I teased this story in today’s first post, but it’s worth a closer look: a Magellan Strategies automated poll released today shows Newt Gingrich in a statistical dead heat with Mitt Romney in New Hampshire. Romney garnered 29% in the poll, Gingrich 27%, followed by Paul at 16% and Cain at 10%. (The interviews were conducted November15-16, and the poll has a 3.6% margin of error). A month ago Magellan had Romney polling at 41% while Gingrich was mired in single digits.
It’s hard to overstate the significance if this poll holds up. Romney has counted on New Hampshire as his firewall against whoever came out of Iowa’s January 3 caucus with the media momentum, much as Clinton used New Hampshire in 2008 to blunt Obama’s rise. Should Gingrich win both Iowa and New Hampshire, however, that would essentially force Romney to do well in the southern states where Gingrich would be expected to run strong.

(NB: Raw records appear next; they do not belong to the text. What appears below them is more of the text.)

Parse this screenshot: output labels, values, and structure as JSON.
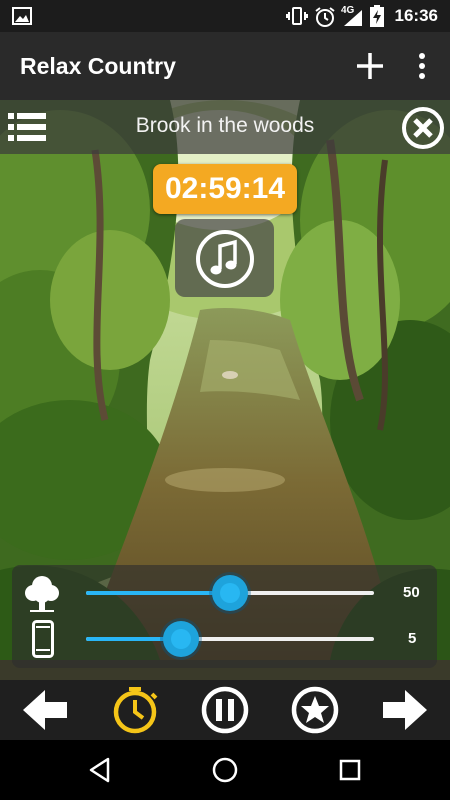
{
  "status_bar": {
    "time": "16:36",
    "network_label": "4G",
    "icons": [
      "image-icon",
      "vibrate-icon",
      "alarm-icon",
      "signal-icon",
      "battery-charging-icon"
    ]
  },
  "app_bar": {
    "title": "Relax Country",
    "icons": [
      "add-icon",
      "more-vert-icon"
    ]
  },
  "sound_strip": {
    "title": "Brook in the woods",
    "icons": [
      "list-menu-icon",
      "close-circle-icon"
    ]
  },
  "timer": {
    "display": "02:59:14"
  },
  "music_tile": {
    "icon": "music-note-icon"
  },
  "mixer": {
    "sliders": [
      {
        "icon": "tree-icon",
        "value": 50,
        "value_label": "50",
        "fraction": 0.5,
        "color": "#29b6f6"
      },
      {
        "icon": "phone-icon",
        "value": 5,
        "value_label": "5",
        "fraction": 0.33,
        "color": "#29b6f6"
      }
    ]
  },
  "controls": {
    "buttons": [
      "previous-arrow-icon",
      "timer-clock-icon",
      "pause-icon",
      "favorite-star-icon",
      "next-arrow-icon"
    ],
    "accent": "#f5c518"
  },
  "nav_bar": {
    "icons": [
      "back-triangle-icon",
      "home-circle-icon",
      "recents-square-icon"
    ]
  },
  "colors": {
    "timer_bg": "#f4a922",
    "slider_accent": "#29b6f6",
    "bar_bg": "#2a2a2a"
  }
}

What’s fascinating about this poll is that the respondents included 40% independents. Remember, New Hampshire’s first in the nation primary is open to independents, and with no real Democratic race, they are likely to vote in big numbers in the Republican primary. Although Romney’s strength is supposed to be his appeal to independents, Gingrich attracted enough polling support to essentially pull into a tie in Romney’s vacation homeland. (Note: since I could only view topline results, and not the crosstabs, I don’t know how much of Newt’s support came from independents and how much from conservatives). This can’t be good news for Romney who, despite the efforts of the party establishment to declare him the front runner, simply cannot close the deal with conservatives.
Perhaps the most shocking part of the New Hampshire poll is that Newt’s favorable/unfavorable ratings have climbed to 59%/31% – almost identical to Mitt’s! Except for Ron Paul (at 49/32% with 19% undecided) all the other Republican candidates have higher unfavorable than favorable ratings. So much for Newt as polarizing figure, at least among likely Republican voters.
When asked why Newt was rising in the polls, 44% cited his depth and knowledge of the issues, with another 10% mentioning his former role as Speaker and 10% referencing his debate performance.
Now for the obligatory caveats. One poll does not an election make, and as I’ve noted in previous posts, Newt has to show he can transfer polling support into votes – something that is hard to do if you don’t even have staff in the state. In short, this New Hampshire race, as is the nomination, is still wide open. Nonetheless, the Magellan poll is just one more bit of evidence that Newt is on a very big roll, and it makes next Tuesday’s debate suddenly vastly more interesting for all parties. A week ago, there wasn’t even a race in New Hampshire. Now, we can’t take Mitt winning for Granite.